Items from an interface collection:

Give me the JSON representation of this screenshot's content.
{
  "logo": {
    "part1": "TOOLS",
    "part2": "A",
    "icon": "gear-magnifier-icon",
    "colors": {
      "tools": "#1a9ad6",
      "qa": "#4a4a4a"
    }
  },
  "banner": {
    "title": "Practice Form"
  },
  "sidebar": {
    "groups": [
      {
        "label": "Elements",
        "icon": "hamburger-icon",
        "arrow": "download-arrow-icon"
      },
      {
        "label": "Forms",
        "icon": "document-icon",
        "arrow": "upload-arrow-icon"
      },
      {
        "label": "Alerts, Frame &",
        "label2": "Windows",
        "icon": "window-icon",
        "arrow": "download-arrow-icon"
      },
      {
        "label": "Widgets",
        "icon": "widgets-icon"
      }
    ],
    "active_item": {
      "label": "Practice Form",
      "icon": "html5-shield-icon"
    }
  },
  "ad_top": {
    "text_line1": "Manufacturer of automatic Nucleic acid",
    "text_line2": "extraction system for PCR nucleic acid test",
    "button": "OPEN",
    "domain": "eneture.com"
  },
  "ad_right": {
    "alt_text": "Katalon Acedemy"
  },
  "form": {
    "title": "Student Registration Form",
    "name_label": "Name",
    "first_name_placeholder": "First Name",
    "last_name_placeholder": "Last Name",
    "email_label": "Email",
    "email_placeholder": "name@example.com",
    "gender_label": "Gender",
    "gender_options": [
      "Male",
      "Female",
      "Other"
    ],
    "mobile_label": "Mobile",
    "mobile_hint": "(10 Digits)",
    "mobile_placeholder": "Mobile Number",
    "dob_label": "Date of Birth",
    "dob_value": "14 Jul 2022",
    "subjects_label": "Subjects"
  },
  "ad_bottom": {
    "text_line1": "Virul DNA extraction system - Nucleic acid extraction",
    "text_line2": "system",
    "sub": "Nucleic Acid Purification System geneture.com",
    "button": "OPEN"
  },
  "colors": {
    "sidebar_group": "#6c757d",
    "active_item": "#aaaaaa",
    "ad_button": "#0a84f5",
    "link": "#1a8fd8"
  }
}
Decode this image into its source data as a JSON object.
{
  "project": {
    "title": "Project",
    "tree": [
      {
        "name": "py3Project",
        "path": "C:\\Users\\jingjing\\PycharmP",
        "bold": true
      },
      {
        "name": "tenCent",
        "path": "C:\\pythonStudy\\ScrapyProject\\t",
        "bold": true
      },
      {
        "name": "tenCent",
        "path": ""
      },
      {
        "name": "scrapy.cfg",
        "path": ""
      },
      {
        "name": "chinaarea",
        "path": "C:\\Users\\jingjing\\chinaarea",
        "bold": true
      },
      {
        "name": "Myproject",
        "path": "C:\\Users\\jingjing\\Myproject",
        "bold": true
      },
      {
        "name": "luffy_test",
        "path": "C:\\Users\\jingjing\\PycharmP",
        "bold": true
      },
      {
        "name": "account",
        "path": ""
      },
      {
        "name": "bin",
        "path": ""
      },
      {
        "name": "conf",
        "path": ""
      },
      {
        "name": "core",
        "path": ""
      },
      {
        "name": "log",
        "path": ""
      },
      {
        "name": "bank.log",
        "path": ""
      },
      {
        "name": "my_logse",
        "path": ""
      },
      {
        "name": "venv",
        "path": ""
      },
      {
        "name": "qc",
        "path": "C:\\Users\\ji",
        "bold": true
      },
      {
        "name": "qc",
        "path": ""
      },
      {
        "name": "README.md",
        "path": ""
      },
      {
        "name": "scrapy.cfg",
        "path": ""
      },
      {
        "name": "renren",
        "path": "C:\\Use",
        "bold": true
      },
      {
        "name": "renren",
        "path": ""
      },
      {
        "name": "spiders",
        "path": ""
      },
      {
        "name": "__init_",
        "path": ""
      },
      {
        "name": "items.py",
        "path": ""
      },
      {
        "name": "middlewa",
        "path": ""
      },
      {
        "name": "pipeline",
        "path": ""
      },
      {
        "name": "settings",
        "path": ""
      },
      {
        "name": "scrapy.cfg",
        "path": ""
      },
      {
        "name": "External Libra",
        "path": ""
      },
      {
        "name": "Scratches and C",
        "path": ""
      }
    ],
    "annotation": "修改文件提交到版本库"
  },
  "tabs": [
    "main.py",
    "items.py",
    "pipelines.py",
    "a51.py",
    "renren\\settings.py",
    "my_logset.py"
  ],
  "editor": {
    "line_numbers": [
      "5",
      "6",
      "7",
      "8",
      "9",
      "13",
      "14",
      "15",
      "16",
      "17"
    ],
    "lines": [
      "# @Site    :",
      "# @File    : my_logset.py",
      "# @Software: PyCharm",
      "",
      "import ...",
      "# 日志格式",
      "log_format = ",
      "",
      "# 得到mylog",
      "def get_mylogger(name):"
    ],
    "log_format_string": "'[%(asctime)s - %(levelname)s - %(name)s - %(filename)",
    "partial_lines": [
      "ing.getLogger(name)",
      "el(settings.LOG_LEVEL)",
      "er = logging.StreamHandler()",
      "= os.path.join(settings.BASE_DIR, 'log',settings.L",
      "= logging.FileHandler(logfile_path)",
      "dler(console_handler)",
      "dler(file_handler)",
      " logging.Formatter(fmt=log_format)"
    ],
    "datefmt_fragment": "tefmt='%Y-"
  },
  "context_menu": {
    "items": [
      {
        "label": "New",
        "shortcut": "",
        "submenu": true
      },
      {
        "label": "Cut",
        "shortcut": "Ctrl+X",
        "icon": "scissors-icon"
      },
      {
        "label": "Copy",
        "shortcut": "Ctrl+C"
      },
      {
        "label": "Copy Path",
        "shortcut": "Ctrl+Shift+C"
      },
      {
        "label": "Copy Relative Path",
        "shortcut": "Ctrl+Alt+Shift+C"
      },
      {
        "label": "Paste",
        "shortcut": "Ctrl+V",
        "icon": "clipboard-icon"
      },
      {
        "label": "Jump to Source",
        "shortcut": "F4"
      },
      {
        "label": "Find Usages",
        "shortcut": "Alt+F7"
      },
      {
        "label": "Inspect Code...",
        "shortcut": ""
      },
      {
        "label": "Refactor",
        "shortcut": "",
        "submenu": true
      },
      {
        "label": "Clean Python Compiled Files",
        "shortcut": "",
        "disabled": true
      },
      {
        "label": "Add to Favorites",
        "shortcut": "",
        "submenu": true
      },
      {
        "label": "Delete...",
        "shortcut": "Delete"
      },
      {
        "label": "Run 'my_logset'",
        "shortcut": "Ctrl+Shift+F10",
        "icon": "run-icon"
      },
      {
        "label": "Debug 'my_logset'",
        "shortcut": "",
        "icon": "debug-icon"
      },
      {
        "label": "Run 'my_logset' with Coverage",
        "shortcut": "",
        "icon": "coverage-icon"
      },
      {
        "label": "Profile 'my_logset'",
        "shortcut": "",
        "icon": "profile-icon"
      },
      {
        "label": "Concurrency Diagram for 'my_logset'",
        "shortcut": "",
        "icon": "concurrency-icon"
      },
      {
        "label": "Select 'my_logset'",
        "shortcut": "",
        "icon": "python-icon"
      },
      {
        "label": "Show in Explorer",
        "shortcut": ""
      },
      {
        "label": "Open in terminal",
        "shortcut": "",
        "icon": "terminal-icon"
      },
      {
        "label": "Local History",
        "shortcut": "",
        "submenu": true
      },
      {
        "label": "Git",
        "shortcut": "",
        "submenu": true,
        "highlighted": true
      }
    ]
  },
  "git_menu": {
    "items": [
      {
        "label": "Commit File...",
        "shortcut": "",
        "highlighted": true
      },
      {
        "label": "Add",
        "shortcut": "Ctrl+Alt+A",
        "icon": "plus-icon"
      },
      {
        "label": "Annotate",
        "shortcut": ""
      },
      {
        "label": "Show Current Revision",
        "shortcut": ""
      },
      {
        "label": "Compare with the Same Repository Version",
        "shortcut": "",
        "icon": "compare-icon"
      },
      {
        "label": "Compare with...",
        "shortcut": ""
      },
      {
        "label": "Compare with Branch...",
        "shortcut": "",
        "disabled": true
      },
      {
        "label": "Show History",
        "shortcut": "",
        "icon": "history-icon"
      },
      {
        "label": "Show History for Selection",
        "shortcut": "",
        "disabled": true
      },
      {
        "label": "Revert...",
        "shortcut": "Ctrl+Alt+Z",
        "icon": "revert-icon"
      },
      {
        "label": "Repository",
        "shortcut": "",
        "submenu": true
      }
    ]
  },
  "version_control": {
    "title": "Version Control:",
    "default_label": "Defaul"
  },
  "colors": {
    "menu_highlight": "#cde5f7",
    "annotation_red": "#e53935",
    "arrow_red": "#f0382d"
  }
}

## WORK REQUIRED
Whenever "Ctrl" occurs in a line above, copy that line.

## SOLVED PROBLEM
        "shortcut": "Ctrl+X",
        "shortcut": "Ctrl+C"
        "shortcut": "Ctrl+Shift+C"
        "shortcut": "Ctrl+Alt+Shift+C"
        "shortcut": "Ctrl+V",
        "shortcut": "Ctrl+Shift+F10",
        "shortcut": "Ctrl+Alt+A",
        "shortcut": "Ctrl+Alt+Z",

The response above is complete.